Dataset items:
[Start of Attachment]
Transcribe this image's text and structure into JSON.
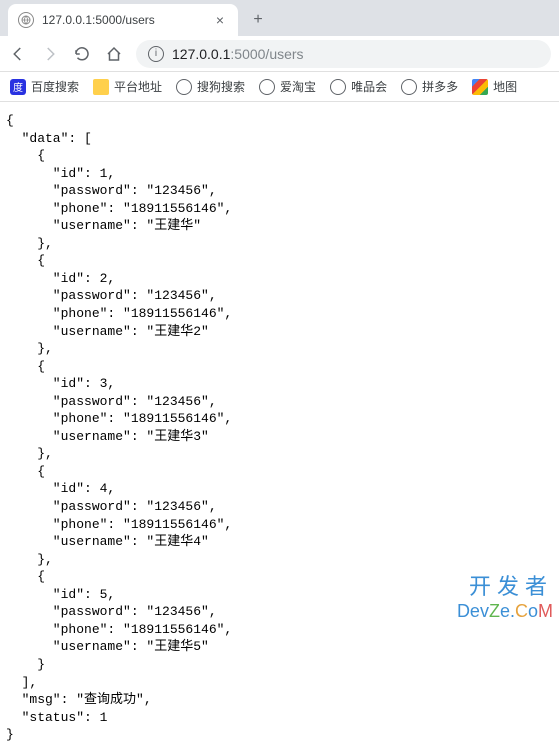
{
  "tab": {
    "title": "127.0.0.1:5000/users",
    "close": "×",
    "new_tab": "+"
  },
  "address": {
    "host": "127.0.0.1",
    "port_path": ":5000/users"
  },
  "bookmarks": {
    "baidu": "百度搜索",
    "platform": "平台地址",
    "sogou": "搜狗搜索",
    "aitaobao": "爱淘宝",
    "vip": "唯品会",
    "pdd": "拼多多",
    "maps": "地图"
  },
  "response": {
    "data": [
      {
        "id": 1,
        "password": "123456",
        "phone": "18911556146",
        "username": "王建华"
      },
      {
        "id": 2,
        "password": "123456",
        "phone": "18911556146",
        "username": "王建华2"
      },
      {
        "id": 3,
        "password": "123456",
        "phone": "18911556146",
        "username": "王建华3"
      },
      {
        "id": 4,
        "password": "123456",
        "phone": "18911556146",
        "username": "王建华4"
      },
      {
        "id": 5,
        "password": "123456",
        "phone": "18911556146",
        "username": "王建华5"
      }
    ],
    "msg": "查询成功",
    "status": 1
  },
  "watermark": {
    "line1": "开发者",
    "line2_dev": "Dev",
    "line2_z": "Z",
    "line2_e": "e",
    "line2_dot": ".",
    "line2_c": "C",
    "line2_o": "o",
    "line2_m": "M"
  }
}
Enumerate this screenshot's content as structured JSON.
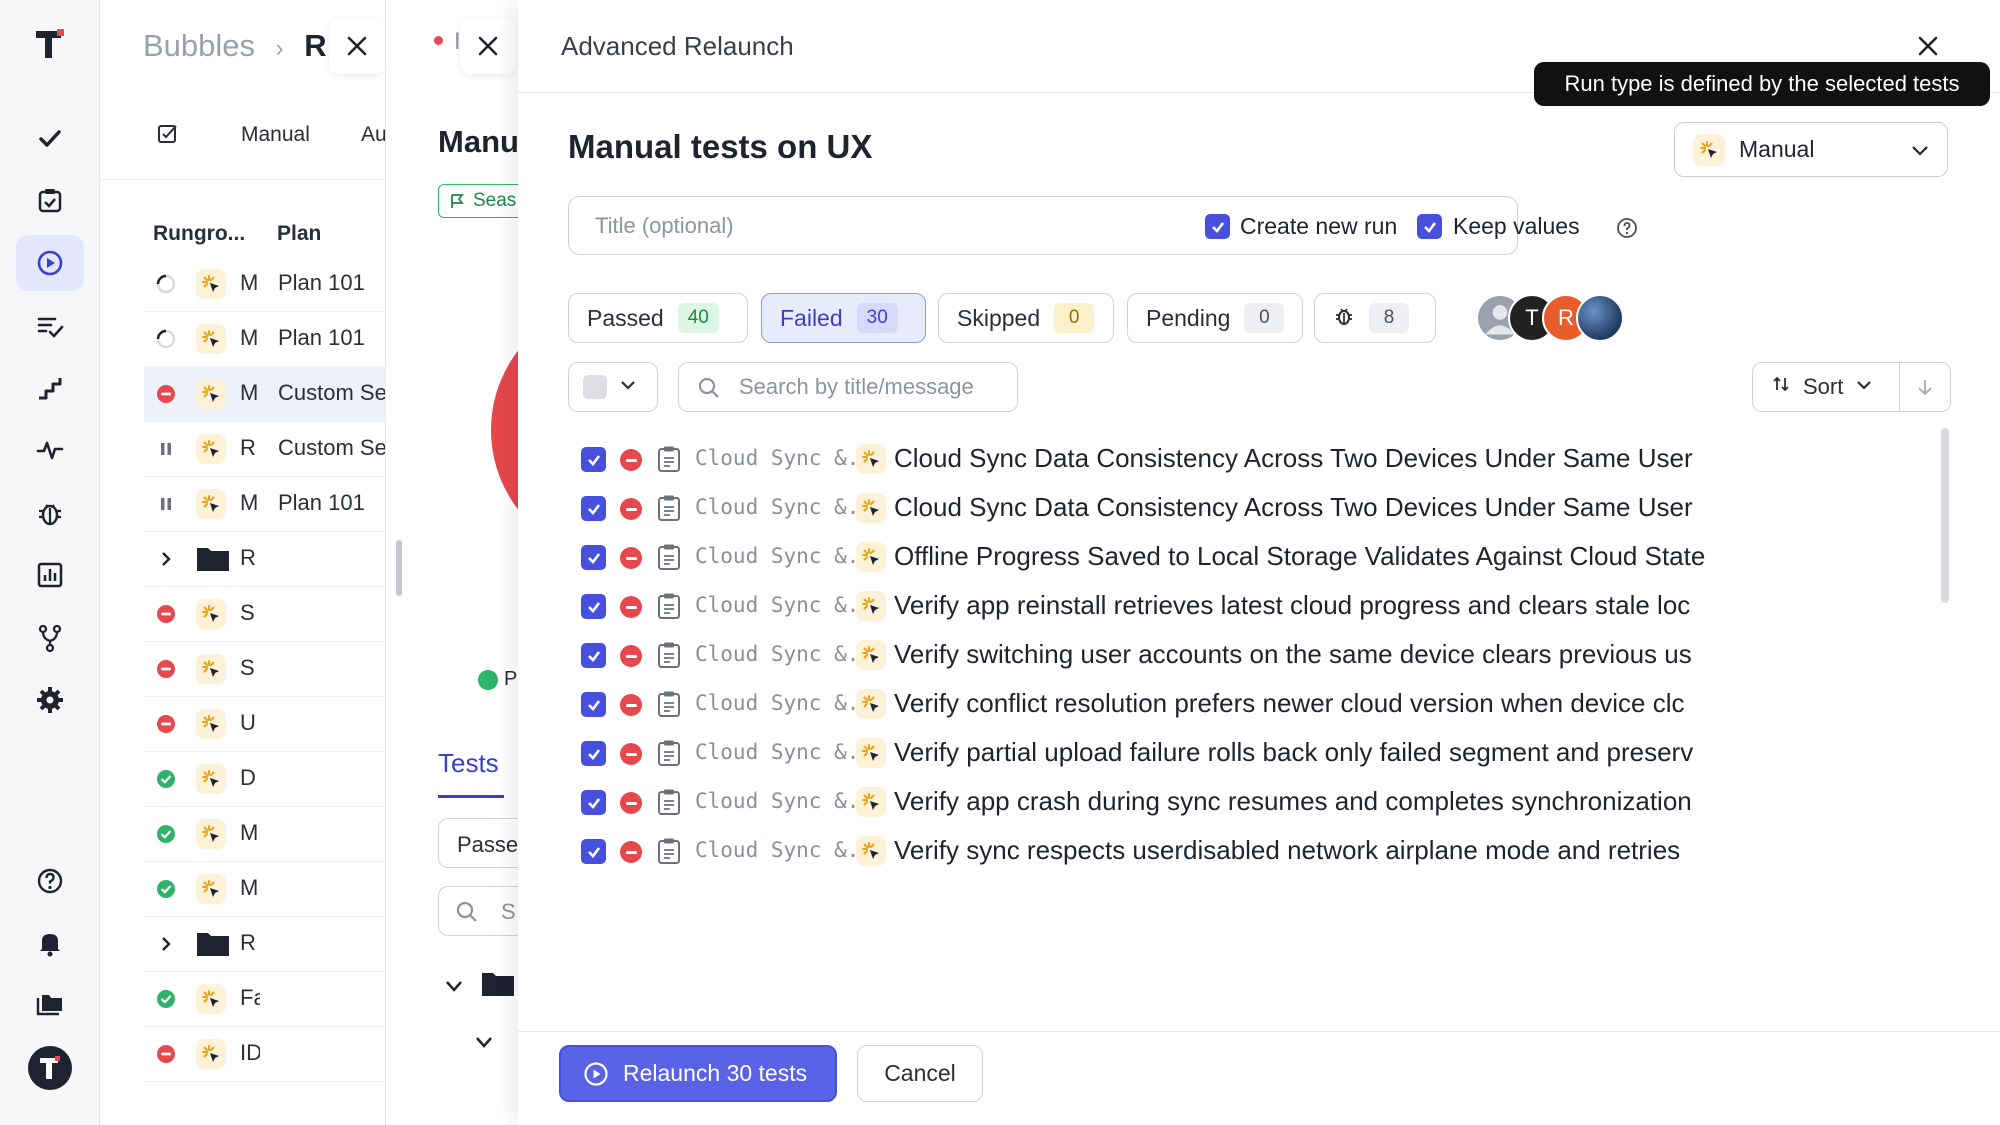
{
  "sidebar": {
    "items": [
      "check-icon",
      "clipboard-check-icon",
      "play-circle-icon",
      "list-check-icon",
      "steps-icon",
      "pulse-icon",
      "bug-icon",
      "chart-icon",
      "branch-icon",
      "gear-icon",
      "help-icon",
      "bell-icon",
      "folders-icon",
      "avatar"
    ]
  },
  "runs_panel": {
    "breadcrumb": {
      "project": "Bubbles",
      "separator": "›",
      "current": "R"
    },
    "tabs": [
      "Manual",
      "Au"
    ],
    "columns": {
      "rungroup": "Rungro...",
      "plan": "Plan"
    },
    "rows": [
      {
        "status": "running",
        "label": "M",
        "plan": "Plan 101"
      },
      {
        "status": "running",
        "label": "M",
        "plan": "Plan 101"
      },
      {
        "status": "failed",
        "label": "M",
        "plan": "Custom Se"
      },
      {
        "status": "paused",
        "label": "R",
        "plan": "Custom Se"
      },
      {
        "status": "paused",
        "label": "M",
        "plan": "Plan 101"
      },
      {
        "status": "folder",
        "label": "R",
        "plan": ""
      },
      {
        "status": "failed",
        "label": "S",
        "plan": ""
      },
      {
        "status": "failed",
        "label": "S",
        "plan": ""
      },
      {
        "status": "failed",
        "label": "U",
        "plan": ""
      },
      {
        "status": "passed",
        "label": "D",
        "plan": ""
      },
      {
        "status": "passed",
        "label": "M",
        "plan": ""
      },
      {
        "status": "passed",
        "label": "M",
        "plan": ""
      },
      {
        "status": "folder",
        "label": "R",
        "plan": ""
      },
      {
        "status": "passed",
        "label": "Fa",
        "plan": ""
      },
      {
        "status": "failed",
        "label": "ID",
        "plan": ""
      }
    ]
  },
  "detail_panel": {
    "crumb": "I",
    "title": "Manu",
    "badge": "Seas",
    "legend": "Pa",
    "tab": "Tests",
    "filter": "Passe",
    "search": "S"
  },
  "modal": {
    "header_title": "Advanced Relaunch",
    "tooltip": "Run type is defined by the selected tests",
    "title": "Manual tests on UX",
    "run_type": "Manual",
    "title_placeholder": "Title (optional)",
    "create_new_run": "Create new run",
    "keep_values": "Keep values",
    "filters": [
      {
        "label": "Passed",
        "count": "40",
        "badge_bg": "#dcf5e4",
        "badge_fg": "#1f8a47",
        "selected": false
      },
      {
        "label": "Failed",
        "count": "30",
        "badge_bg": "#d5dafa",
        "badge_fg": "#3941c8",
        "selected": true
      },
      {
        "label": "Skipped",
        "count": "0",
        "badge_bg": "#fdf1cc",
        "badge_fg": "#9a6b00",
        "selected": false
      },
      {
        "label": "Pending",
        "count": "0",
        "badge_bg": "#eeeff2",
        "badge_fg": "#4a4f5a",
        "selected": false
      },
      {
        "label": "",
        "icon": "bug-icon",
        "count": "8",
        "badge_bg": "#eeeff2",
        "badge_fg": "#4a4f5a",
        "selected": false
      }
    ],
    "avatars": [
      {
        "initial": "",
        "color": "#9aa0ad"
      },
      {
        "initial": "T",
        "color": "#222222"
      },
      {
        "initial": "R",
        "color": "#e85d2a"
      },
      {
        "initial": "",
        "color": "#2c4a78"
      }
    ],
    "search_placeholder": "Search by title/message",
    "sort_label": "Sort",
    "tests": [
      {
        "suite": "Cloud Sync &...",
        "name": "Cloud Sync Data Consistency Across Two Devices Under Same User"
      },
      {
        "suite": "Cloud Sync &...",
        "name": "Cloud Sync Data Consistency Across Two Devices Under Same User"
      },
      {
        "suite": "Cloud Sync &...",
        "name": "Offline Progress Saved to Local Storage Validates Against Cloud State"
      },
      {
        "suite": "Cloud Sync &...",
        "name": "Verify app reinstall retrieves latest cloud progress and clears stale loc"
      },
      {
        "suite": "Cloud Sync &...",
        "name": "Verify switching user accounts on the same device clears previous us"
      },
      {
        "suite": "Cloud Sync &...",
        "name": "Verify conflict resolution prefers newer cloud version when device clc"
      },
      {
        "suite": "Cloud Sync &...",
        "name": "Verify partial upload failure rolls back only failed segment and preserv"
      },
      {
        "suite": "Cloud Sync &...",
        "name": "Verify app crash during sync resumes and completes synchronization"
      },
      {
        "suite": "Cloud Sync &...",
        "name": "Verify sync respects userdisabled network airplane mode and retries"
      }
    ],
    "relaunch_label": "Relaunch 30 tests",
    "cancel_label": "Cancel"
  },
  "colors": {
    "accent": "#4650dd",
    "failed": "#e5484d",
    "passed": "#2fb36a"
  }
}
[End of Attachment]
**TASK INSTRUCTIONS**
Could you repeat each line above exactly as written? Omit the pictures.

**OUTPUT OF THE EXERCISE**
Transcribe this image's text and structure into JSON.
{
  "tab": {
    "title": "127.0.0.1:5000/users",
    "close": "×",
    "new_tab": "+"
  },
  "address": {
    "host": "127.0.0.1",
    "port_path": ":5000/users"
  },
  "bookmarks": {
    "baidu": "百度搜索",
    "platform": "平台地址",
    "sogou": "搜狗搜索",
    "aitaobao": "爱淘宝",
    "vip": "唯品会",
    "pdd": "拼多多",
    "maps": "地图"
  },
  "response": {
    "data": [
      {
        "id": 1,
        "password": "123456",
        "phone": "18911556146",
        "username": "王建华"
      },
      {
        "id": 2,
        "password": "123456",
        "phone": "18911556146",
        "username": "王建华2"
      },
      {
        "id": 3,
        "password": "123456",
        "phone": "18911556146",
        "username": "王建华3"
      },
      {
        "id": 4,
        "password": "123456",
        "phone": "18911556146",
        "username": "王建华4"
      },
      {
        "id": 5,
        "password": "123456",
        "phone": "18911556146",
        "username": "王建华5"
      }
    ],
    "msg": "查询成功",
    "status": 1
  },
  "watermark": {
    "line1": "开发者",
    "line2_dev": "Dev",
    "line2_z": "Z",
    "line2_e": "e",
    "line2_dot": ".",
    "line2_c": "C",
    "line2_o": "o",
    "line2_m": "M"
  }
}
Enumerate this screenshot's content as structured JSON.
{
  "sidebar": {
    "items": [
      "check-icon",
      "clipboard-check-icon",
      "play-circle-icon",
      "list-check-icon",
      "steps-icon",
      "pulse-icon",
      "bug-icon",
      "chart-icon",
      "branch-icon",
      "gear-icon",
      "help-icon",
      "bell-icon",
      "folders-icon",
      "avatar"
    ]
  },
  "runs_panel": {
    "breadcrumb": {
      "project": "Bubbles",
      "separator": "›",
      "current": "R"
    },
    "tabs": [
      "Manual",
      "Au"
    ],
    "columns": {
      "rungroup": "Rungro...",
      "plan": "Plan"
    },
    "rows": [
      {
        "status": "running",
        "label": "M",
        "plan": "Plan 101"
      },
      {
        "status": "running",
        "label": "M",
        "plan": "Plan 101"
      },
      {
        "status": "failed",
        "label": "M",
        "plan": "Custom Se"
      },
      {
        "status": "paused",
        "label": "R",
        "plan": "Custom Se"
      },
      {
        "status": "paused",
        "label": "M",
        "plan": "Plan 101"
      },
      {
        "status": "folder",
        "label": "R",
        "plan": ""
      },
      {
        "status": "failed",
        "label": "S",
        "plan": ""
      },
      {
        "status": "failed",
        "label": "S",
        "plan": ""
      },
      {
        "status": "failed",
        "label": "U",
        "plan": ""
      },
      {
        "status": "passed",
        "label": "D",
        "plan": ""
      },
      {
        "status": "passed",
        "label": "M",
        "plan": ""
      },
      {
        "status": "passed",
        "label": "M",
        "plan": ""
      },
      {
        "status": "folder",
        "label": "R",
        "plan": ""
      },
      {
        "status": "passed",
        "label": "Fa",
        "plan": ""
      },
      {
        "status": "failed",
        "label": "ID",
        "plan": ""
      }
    ]
  },
  "detail_panel": {
    "crumb": "I",
    "title": "Manu",
    "badge": "Seas",
    "legend": "Pa",
    "tab": "Tests",
    "filter": "Passe",
    "search": "S"
  },
  "modal": {
    "header_title": "Advanced Relaunch",
    "tooltip": "Run type is defined by the selected tests",
    "title": "Manual tests on UX",
    "run_type": "Manual",
    "title_placeholder": "Title (optional)",
    "create_new_run": "Create new run",
    "keep_values": "Keep values",
    "filters": [
      {
        "label": "Passed",
        "count": "40",
        "badge_bg": "#dcf5e4",
        "badge_fg": "#1f8a47",
        "selected": false
      },
      {
        "label": "Failed",
        "count": "30",
        "badge_bg": "#d5dafa",
        "badge_fg": "#3941c8",
        "selected": true
      },
      {
        "label": "Skipped",
        "count": "0",
        "badge_bg": "#fdf1cc",
        "badge_fg": "#9a6b00",
        "selected": false
      },
      {
        "label": "Pending",
        "count": "0",
        "badge_bg": "#eeeff2",
        "badge_fg": "#4a4f5a",
        "selected": false
      },
      {
        "label": "",
        "icon": "bug-icon",
        "count": "8",
        "badge_bg": "#eeeff2",
        "badge_fg": "#4a4f5a",
        "selected": false
      }
    ],
    "avatars": [
      {
        "initial": "",
        "color": "#9aa0ad"
      },
      {
        "initial": "T",
        "color": "#222222"
      },
      {
        "initial": "R",
        "color": "#e85d2a"
      },
      {
        "initial": "",
        "color": "#2c4a78"
      }
    ],
    "search_placeholder": "Search by title/message",
    "sort_label": "Sort",
    "tests": [
      {
        "suite": "Cloud Sync &...",
        "name": "Cloud Sync Data Consistency Across Two Devices Under Same User"
      },
      {
        "suite": "Cloud Sync &...",
        "name": "Cloud Sync Data Consistency Across Two Devices Under Same User"
      },
      {
        "suite": "Cloud Sync &...",
        "name": "Offline Progress Saved to Local Storage Validates Against Cloud State"
      },
      {
        "suite": "Cloud Sync &...",
        "name": "Verify app reinstall retrieves latest cloud progress and clears stale loc"
      },
      {
        "suite": "Cloud Sync &...",
        "name": "Verify switching user accounts on the same device clears previous us"
      },
      {
        "suite": "Cloud Sync &...",
        "name": "Verify conflict resolution prefers newer cloud version when device clc"
      },
      {
        "suite": "Cloud Sync &...",
        "name": "Verify partial upload failure rolls back only failed segment and preserv"
      },
      {
        "suite": "Cloud Sync &...",
        "name": "Verify app crash during sync resumes and completes synchronization"
      },
      {
        "suite": "Cloud Sync &...",
        "name": "Verify sync respects userdisabled network airplane mode and retries"
      }
    ],
    "relaunch_label": "Relaunch 30 tests",
    "cancel_label": "Cancel"
  },
  "colors": {
    "accent": "#4650dd",
    "failed": "#e5484d",
    "passed": "#2fb36a"
  }
}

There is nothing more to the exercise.